When Ricky and I started Push in 2007 I had no idea quite how hard the journey would be from our small room in an accountants office in the loft to where we are today with 50 people, managing over £50 million of digital advertising spend for hundreds of businesses.
Equally, my expectation about the ‘payback’ and the rewards was in hindsight, misguided. Along the way there have been some really tough times and moments of pure joy. I thought I would share some of the personal lessons in some sort of order.
As well as starting an entirely new business we all started families. Ricky’s oldest son (Arjun) is exactly the same age as Push and my boy (Zac) is just 18 months younger. Our wives were both working too so it turned out to force a lot of pressure on family life.
(Ricky & I winning the Google award for Highest Customer Satisfaction in EMEA)
Have enough cash to get started.
When we started Push in 2007 we did so with very little capital. A year later the recession kicked in and this led to lots of businesses being starved for cash. We made some poor decisions chasing the money and ended up working with customers who were ‘ok’ for cash flow but poor for profitability.
Know your core values very early on.

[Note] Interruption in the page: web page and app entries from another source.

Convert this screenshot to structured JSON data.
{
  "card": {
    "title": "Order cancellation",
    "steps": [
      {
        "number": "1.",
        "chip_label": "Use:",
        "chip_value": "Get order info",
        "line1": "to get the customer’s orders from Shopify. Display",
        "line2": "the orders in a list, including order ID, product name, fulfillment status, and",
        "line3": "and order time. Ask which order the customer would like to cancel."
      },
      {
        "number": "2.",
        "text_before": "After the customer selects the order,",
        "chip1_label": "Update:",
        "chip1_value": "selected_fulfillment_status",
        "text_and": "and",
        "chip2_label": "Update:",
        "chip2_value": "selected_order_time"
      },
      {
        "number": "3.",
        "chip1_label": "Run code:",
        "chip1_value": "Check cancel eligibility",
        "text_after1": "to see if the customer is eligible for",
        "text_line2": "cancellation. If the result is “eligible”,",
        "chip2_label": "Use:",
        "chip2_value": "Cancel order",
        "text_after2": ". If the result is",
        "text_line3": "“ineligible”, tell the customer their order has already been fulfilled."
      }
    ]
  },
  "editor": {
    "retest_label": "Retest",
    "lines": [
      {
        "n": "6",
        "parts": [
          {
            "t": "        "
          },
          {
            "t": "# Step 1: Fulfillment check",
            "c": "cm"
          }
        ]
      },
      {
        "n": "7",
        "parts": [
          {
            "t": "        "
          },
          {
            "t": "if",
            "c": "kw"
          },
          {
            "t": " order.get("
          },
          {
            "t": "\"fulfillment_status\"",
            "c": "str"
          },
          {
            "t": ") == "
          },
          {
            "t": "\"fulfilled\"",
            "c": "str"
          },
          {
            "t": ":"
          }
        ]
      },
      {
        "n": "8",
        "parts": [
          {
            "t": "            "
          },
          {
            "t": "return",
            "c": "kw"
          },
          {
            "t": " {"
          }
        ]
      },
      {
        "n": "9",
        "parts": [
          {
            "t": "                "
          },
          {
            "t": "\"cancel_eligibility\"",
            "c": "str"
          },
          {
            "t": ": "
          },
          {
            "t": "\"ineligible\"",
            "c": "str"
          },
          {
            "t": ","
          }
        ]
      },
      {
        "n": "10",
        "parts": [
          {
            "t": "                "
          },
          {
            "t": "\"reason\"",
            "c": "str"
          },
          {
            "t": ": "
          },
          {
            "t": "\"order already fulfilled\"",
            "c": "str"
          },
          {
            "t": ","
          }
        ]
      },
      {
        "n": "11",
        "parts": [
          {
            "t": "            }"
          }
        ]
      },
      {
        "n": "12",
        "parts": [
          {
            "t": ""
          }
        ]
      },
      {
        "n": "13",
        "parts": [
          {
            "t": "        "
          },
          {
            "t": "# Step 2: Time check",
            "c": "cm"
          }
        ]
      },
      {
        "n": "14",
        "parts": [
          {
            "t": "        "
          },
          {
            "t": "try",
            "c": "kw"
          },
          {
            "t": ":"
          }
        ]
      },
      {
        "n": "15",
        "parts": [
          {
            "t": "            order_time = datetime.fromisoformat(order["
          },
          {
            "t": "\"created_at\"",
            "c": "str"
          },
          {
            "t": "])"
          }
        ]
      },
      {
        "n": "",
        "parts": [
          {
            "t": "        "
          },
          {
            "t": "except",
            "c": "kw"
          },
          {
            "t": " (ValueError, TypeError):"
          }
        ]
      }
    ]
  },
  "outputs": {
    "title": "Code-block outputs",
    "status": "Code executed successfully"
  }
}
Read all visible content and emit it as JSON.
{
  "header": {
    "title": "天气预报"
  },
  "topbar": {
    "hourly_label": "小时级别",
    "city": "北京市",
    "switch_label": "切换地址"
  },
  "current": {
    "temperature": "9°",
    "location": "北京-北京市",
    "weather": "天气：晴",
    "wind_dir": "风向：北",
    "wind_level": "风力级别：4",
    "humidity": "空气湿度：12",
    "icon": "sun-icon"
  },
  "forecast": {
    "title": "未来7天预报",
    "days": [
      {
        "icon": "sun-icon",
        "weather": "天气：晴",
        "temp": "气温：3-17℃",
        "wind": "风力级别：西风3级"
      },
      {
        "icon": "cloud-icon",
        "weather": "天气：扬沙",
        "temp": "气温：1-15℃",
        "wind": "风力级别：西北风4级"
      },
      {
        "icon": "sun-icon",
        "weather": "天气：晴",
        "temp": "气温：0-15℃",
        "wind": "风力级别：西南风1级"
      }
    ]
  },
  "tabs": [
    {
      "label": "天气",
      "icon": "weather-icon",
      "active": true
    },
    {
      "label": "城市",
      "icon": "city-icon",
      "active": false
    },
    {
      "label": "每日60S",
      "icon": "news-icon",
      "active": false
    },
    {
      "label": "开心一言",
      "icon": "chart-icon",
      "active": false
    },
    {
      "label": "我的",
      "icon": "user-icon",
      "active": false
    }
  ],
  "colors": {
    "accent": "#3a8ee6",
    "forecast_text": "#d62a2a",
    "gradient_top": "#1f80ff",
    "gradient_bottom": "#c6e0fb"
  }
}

We worked with customers whose business ethics turned out to be in conflict with ours. Our gut instinct was that we shouldn’t work with them but we didn’t listen to ourselves and when they turned out to be ‘wronguns’ we felt rather silly.
Core values are very important as they allow us to – develop insight and know ourselves better, choose the relationships we have, clarify and guide our decisions and intentions and establish a relationship between us and the outside world.
Ask customers what you’re good at.
To be completely frank, in the first five years of our business up until 2012 we were a jack of all trades. Want a website with your AdWords campaign? Sure no problem. Need email marketing too? Absolutely we can do that. And while we’re at it why don’t we do some direct mail and stationery design?
Then it dawned on us, we would occasionally lose customers but they kept coming back for AdWords management and more PPC. This was a core service that we were great at. Rather than working on our weaknesses, when we focused on our strengths and built a business around these strengths we started to thrive.
Get a coach!
2012 was a pivotal year when we employed our first coach (Paul Thomas). He really helped us focus on what we were really good at and help us understand the importance of effective teams. In 2014 we started working with Shirlaws who have been absolutely vital in helping Push to develop into the company we are today. They’ve helped us increase our capacity, understand our unique culture and develop our relationships with our customer base.
We now work with Robert Craven, who is also a coach for Google and Robert specialises in helping agencies grow as fast as possible, so our objectives are very closely aligned. Robert has also helped to develop our senior team and we are passionate about training the future digital leaders of Push.
(Nic Rixon, our business coach at Shirlaws)
Love learning but love implementing more.
We have a saying at Push about being ‘Always Ahead’. This means we keep on learning about all the new techniques in advertising. This does not mean we prioritise research at the expense of action. In our world expressions like ‘Fail often, fail fast, fail cheap are the mantra and we all work hard to roll out new approaches to marketing quickly.
(This famous quote from Steve Jobs is on the wall in our office)
It’s all speeding up.
We’ve all heard and yawned at the expression ‘the only constant is change’. Now though the new rhetoric about change is that it is accelerating. We really have felt this pace quicken in the last 3 years. Our team now have training every Friday in order to learn about the very latest developments and techniques in digital advertising. They then collectively agree the changes that need to be implemented across all of our customers by the Tuesday of the following week. This is not going to slow down so businesses need to think about how they can organise themselves in the future to respond quickly to change. As a business we have had to continually evolve and my one message to all businesses is they do the same and try to keep ahead of change.
The culture at Push has developed over 10 years with contributions from every member of our team. It’s no secret that we try to ‘work like Google’ and this respect we study their culture too.I read recently in Work Rules (Insights from Google) by Laszlo Bock a great quote ‘Culture eats strategy for breakfast’. I think I’ll end on that point and look forward to the next 10 years.